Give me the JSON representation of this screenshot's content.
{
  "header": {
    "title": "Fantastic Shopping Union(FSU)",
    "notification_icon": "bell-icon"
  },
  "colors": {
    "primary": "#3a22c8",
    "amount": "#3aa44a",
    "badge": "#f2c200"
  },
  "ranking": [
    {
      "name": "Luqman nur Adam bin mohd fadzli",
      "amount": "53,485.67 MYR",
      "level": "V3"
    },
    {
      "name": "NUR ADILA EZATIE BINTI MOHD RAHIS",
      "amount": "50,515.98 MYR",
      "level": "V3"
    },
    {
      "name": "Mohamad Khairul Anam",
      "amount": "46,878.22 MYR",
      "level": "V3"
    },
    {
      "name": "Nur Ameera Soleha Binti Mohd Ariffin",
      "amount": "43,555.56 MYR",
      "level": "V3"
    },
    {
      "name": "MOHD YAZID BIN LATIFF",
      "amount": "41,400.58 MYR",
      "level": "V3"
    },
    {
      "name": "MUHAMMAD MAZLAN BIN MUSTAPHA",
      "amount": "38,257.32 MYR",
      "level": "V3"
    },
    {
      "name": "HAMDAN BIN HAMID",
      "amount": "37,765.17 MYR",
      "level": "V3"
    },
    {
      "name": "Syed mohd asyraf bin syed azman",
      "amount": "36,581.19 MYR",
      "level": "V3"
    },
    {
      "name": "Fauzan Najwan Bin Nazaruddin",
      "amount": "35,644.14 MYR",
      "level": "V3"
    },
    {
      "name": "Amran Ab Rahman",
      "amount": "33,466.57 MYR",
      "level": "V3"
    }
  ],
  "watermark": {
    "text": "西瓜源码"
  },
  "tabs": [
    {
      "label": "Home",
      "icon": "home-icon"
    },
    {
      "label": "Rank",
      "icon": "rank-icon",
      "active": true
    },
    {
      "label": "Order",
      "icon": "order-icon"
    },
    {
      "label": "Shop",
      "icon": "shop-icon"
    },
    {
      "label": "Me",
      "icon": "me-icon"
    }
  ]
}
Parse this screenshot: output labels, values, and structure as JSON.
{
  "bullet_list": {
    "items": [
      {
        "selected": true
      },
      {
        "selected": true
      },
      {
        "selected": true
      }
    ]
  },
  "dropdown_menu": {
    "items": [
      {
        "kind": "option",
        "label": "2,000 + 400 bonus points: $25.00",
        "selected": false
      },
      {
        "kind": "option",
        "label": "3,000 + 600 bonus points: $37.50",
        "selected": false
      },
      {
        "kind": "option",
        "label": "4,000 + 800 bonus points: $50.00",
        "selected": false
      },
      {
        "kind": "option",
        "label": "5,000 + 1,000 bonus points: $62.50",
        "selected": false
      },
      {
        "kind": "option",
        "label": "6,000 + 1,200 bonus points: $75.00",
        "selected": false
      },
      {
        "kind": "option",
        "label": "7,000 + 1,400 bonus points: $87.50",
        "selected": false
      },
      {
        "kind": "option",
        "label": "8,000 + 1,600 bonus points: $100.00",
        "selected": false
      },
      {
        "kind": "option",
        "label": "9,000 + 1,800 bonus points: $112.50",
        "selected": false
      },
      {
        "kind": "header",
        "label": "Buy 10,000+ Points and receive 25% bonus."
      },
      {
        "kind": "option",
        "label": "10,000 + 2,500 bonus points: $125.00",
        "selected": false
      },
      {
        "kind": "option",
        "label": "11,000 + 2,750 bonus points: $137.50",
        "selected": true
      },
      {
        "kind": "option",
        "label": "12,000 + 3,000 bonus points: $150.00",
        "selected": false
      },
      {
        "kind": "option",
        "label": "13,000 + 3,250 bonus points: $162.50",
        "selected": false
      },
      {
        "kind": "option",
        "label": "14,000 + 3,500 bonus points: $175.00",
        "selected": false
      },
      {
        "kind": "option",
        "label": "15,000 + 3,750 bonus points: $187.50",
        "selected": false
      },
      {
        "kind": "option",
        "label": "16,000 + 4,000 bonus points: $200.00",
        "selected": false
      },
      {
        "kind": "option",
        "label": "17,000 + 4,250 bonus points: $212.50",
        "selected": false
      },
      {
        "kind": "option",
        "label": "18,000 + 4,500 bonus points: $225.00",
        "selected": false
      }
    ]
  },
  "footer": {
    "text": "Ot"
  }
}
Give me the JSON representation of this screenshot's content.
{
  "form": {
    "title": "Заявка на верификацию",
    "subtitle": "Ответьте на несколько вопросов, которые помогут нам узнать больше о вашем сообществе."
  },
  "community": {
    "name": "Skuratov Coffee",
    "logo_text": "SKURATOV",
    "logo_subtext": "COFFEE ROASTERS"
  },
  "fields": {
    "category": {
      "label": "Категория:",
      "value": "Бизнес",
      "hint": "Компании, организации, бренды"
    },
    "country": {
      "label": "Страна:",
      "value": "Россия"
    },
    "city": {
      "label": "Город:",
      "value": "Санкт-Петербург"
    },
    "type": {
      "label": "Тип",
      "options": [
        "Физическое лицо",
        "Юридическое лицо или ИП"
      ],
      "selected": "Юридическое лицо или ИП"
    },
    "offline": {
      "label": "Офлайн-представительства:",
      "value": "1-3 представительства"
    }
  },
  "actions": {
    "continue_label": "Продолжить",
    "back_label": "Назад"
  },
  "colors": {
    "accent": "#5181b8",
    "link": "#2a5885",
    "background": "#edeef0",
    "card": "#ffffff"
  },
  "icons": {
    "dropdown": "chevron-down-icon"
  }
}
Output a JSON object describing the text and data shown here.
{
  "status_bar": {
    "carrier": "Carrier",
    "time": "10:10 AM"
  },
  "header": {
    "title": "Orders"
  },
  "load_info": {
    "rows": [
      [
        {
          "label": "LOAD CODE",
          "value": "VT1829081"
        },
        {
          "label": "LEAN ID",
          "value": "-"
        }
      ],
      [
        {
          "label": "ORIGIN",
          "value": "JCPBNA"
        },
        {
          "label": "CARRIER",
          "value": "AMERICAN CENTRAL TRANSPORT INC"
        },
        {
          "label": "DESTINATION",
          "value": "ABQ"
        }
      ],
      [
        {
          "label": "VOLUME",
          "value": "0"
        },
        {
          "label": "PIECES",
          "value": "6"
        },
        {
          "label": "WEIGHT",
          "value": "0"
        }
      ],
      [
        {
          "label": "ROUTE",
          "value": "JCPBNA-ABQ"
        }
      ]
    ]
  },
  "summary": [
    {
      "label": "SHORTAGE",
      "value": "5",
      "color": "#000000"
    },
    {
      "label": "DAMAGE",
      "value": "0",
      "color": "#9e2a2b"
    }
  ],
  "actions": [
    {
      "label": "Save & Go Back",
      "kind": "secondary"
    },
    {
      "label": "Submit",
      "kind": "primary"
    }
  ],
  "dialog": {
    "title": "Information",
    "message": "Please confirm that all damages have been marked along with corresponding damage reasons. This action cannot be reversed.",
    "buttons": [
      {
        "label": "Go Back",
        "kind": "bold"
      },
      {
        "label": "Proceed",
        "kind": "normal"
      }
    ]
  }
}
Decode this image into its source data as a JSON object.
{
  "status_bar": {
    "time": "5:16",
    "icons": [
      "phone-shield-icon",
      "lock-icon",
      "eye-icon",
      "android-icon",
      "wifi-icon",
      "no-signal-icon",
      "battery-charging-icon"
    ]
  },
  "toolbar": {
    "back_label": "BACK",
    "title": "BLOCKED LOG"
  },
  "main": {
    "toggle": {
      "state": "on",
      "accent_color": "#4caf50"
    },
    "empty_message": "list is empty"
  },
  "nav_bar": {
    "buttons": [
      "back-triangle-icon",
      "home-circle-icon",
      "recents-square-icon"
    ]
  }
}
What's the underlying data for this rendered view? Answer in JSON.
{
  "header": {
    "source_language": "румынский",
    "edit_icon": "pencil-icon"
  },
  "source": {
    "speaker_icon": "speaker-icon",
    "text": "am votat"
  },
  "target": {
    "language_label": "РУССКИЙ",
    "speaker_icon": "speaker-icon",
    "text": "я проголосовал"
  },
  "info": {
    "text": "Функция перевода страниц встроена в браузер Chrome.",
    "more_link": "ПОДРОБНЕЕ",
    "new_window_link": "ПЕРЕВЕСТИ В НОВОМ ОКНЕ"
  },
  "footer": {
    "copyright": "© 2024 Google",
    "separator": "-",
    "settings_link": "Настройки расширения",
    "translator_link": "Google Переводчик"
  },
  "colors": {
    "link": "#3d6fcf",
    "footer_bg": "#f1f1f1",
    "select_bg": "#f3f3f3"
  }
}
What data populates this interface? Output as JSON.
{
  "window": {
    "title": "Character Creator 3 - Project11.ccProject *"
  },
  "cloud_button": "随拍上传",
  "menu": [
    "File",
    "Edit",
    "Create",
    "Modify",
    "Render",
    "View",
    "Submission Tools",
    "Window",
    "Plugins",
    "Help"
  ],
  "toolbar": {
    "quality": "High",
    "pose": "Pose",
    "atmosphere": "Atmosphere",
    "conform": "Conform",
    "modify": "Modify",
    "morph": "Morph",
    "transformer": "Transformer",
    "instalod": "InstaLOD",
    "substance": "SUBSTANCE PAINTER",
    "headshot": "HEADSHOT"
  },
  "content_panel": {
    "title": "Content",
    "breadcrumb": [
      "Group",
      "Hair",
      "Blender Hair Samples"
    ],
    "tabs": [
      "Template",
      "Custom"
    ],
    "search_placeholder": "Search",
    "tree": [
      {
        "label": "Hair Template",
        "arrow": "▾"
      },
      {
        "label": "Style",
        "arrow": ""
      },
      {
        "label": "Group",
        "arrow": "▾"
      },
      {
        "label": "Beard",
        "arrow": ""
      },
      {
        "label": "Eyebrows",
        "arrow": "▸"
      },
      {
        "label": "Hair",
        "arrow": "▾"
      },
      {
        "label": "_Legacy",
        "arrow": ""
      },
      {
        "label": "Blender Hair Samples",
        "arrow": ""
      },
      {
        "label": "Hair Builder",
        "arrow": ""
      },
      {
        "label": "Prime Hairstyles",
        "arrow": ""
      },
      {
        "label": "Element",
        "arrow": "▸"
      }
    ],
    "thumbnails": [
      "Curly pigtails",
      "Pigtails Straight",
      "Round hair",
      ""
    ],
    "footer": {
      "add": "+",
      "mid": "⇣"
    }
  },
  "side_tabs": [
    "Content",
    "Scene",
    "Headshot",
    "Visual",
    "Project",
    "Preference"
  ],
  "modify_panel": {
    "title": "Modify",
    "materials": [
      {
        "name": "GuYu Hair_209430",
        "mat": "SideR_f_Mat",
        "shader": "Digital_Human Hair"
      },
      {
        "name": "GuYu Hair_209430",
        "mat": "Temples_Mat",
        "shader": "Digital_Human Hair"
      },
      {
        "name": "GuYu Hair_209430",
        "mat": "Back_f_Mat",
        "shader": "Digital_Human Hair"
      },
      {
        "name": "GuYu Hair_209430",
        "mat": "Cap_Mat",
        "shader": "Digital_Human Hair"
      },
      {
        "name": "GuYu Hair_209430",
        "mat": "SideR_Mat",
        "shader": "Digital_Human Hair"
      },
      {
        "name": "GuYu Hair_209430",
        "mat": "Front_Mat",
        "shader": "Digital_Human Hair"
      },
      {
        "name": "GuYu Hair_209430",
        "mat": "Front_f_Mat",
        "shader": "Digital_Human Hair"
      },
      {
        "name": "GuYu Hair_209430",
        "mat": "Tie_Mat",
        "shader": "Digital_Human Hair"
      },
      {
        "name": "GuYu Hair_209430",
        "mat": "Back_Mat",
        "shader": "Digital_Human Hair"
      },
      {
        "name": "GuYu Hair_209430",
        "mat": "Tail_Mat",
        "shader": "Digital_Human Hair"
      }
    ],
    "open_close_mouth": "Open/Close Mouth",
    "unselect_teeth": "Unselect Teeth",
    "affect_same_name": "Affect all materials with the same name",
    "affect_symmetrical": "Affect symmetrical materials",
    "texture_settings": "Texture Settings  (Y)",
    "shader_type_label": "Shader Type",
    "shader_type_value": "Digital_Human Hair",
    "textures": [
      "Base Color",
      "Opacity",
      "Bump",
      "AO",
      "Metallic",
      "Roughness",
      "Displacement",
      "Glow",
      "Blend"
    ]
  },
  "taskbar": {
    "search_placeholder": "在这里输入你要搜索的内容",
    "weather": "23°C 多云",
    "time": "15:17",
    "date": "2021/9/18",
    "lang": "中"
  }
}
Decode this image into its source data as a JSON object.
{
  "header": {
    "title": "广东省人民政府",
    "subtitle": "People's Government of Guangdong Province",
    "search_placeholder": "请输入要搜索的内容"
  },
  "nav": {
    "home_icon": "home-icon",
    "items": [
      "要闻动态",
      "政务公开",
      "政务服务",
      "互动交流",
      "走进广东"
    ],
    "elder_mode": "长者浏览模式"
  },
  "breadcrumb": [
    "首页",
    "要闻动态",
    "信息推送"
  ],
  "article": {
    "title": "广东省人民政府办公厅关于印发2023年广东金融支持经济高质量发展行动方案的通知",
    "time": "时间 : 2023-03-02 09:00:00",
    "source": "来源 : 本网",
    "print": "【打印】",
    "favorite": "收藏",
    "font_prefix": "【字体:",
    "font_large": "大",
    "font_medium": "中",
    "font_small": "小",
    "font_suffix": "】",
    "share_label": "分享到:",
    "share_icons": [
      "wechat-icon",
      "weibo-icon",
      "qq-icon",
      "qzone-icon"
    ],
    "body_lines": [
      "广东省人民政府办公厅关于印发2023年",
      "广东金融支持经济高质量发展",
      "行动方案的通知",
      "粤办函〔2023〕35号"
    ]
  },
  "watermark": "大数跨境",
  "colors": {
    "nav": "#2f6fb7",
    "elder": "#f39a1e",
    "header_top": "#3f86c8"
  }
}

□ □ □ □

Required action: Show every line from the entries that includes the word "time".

Response box:
    "time": "10:10 AM"
    "time": "5:16",
    "time": "15:17",
    "time": "时间 : 2023-03-02 09:00:00",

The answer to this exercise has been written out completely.